Politics was a dirty business even in the 19th century, and even when changing history for the better, as the best moments of Lincoln wittily and elegantly prove. Steven Spielberg's behemoth of a new film, which premiered in unfinished form at the New York film festival Monday night, has a title that suggests a sweeping portrait of the great 16th American president. But the film is largely too content depicting Abraham Lincoln as an all-knowing icon, and even with Daniel Day-Lewis's beautifully measured (and surprisingly soft-spoken) performance, Lincoln often recedes to the background of the very uneven movie that bears his name.
We visit the battlefield a few times, with General Ulysses S Grant (Jared Harris) preparing to negotiate peace with the Confederacy, but Lincoln is largely set in the cramped chambers of the White House and Congress; between that and the many speeches about constitutional law, it can start to feel a little airless. Glimpses into Lincoln's personal life, including strained relationships with both his wife (Sally Field) and eldest son (Joseph Gordon-Levitt), are intended to add a human dimension to the president, but they're never as effective as simply seeing the man at work; Gordon-Levitt has had a fantastic year in other films, but his character here is entirely superfluous, and Field brings tremendous overacting to a cast that's otherwise quite restrained.
Lincoln isn't as sentimental as you might expect from Spielberg, and though it never digs deep enough into Lincoln as a man, it's unafraid to show him as a canny politician willing to bend the law and make enormous compromises to accomplish a greater goal.
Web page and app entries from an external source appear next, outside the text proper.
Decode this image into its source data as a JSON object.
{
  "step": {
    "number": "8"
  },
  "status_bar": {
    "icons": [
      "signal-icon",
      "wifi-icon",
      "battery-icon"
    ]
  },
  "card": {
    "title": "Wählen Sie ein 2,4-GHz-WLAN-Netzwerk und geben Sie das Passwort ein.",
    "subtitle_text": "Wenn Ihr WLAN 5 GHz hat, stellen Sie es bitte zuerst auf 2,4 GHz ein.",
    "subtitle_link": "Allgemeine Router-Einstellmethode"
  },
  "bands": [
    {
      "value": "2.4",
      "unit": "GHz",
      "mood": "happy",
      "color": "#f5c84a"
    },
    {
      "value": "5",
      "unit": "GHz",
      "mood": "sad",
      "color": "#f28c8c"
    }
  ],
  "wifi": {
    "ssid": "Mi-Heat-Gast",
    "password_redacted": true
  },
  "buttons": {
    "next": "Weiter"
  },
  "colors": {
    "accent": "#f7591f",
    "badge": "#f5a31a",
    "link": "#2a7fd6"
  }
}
With John Williams's gentle score, posh cinematography from Janusz Kaminski and a whole load of big costumes and facial hair for the cast, Lincoln veers too often toward becoming a somnolent period piece, but the strong cast and political texture always manage to perk things back up. Though it might have worked better as a tighter, purely political thriller with even less focus on the title character, Lincoln's smarty-pants pleasures manage to outweigh its stuffy drawbacks.
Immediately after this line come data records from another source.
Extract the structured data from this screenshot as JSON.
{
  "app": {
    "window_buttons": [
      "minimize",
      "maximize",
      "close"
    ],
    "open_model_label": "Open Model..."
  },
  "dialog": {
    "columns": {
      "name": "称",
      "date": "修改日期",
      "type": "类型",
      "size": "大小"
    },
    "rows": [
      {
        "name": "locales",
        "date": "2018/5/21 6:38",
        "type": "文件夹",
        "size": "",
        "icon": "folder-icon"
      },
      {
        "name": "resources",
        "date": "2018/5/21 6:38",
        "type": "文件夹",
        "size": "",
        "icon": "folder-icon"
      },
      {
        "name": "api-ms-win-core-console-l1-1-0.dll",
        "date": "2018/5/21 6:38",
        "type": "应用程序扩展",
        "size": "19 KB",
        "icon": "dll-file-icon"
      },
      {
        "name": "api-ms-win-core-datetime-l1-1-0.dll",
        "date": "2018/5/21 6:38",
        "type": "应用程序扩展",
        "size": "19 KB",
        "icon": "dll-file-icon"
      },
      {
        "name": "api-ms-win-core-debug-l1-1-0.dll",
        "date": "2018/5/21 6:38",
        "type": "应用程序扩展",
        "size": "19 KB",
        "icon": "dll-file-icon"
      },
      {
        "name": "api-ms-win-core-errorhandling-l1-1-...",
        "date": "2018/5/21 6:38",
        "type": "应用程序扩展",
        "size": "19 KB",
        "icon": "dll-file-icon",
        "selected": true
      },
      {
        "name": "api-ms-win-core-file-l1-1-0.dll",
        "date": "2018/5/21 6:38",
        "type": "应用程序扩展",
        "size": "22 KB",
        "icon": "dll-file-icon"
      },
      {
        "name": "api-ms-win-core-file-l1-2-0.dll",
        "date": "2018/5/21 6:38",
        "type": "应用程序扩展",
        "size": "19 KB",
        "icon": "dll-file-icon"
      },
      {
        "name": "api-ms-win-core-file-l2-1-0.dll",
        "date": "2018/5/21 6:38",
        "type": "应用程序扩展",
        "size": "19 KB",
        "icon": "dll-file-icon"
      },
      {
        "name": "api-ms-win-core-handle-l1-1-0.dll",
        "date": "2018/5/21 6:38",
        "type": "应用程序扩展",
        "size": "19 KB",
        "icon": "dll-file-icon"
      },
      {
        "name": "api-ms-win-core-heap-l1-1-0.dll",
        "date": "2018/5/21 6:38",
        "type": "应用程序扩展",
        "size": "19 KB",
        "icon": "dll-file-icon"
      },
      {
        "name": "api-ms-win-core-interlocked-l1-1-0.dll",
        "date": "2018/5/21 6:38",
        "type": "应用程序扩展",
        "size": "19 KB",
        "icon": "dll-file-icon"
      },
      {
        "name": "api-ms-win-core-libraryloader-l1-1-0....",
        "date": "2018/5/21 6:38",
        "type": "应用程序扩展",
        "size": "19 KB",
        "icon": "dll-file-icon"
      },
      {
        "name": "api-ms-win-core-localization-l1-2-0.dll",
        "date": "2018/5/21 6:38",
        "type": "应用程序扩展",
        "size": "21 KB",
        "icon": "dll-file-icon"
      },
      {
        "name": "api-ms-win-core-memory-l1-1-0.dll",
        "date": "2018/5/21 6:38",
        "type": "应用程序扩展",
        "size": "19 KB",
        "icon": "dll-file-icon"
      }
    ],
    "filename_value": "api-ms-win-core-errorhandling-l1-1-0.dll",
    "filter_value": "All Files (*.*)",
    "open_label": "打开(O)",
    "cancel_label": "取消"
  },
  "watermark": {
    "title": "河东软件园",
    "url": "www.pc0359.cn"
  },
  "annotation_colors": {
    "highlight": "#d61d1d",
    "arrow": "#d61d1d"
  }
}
Text and Image Source: The Gaurdian
CWL: Lincoln will be released in the US on November 9, 2012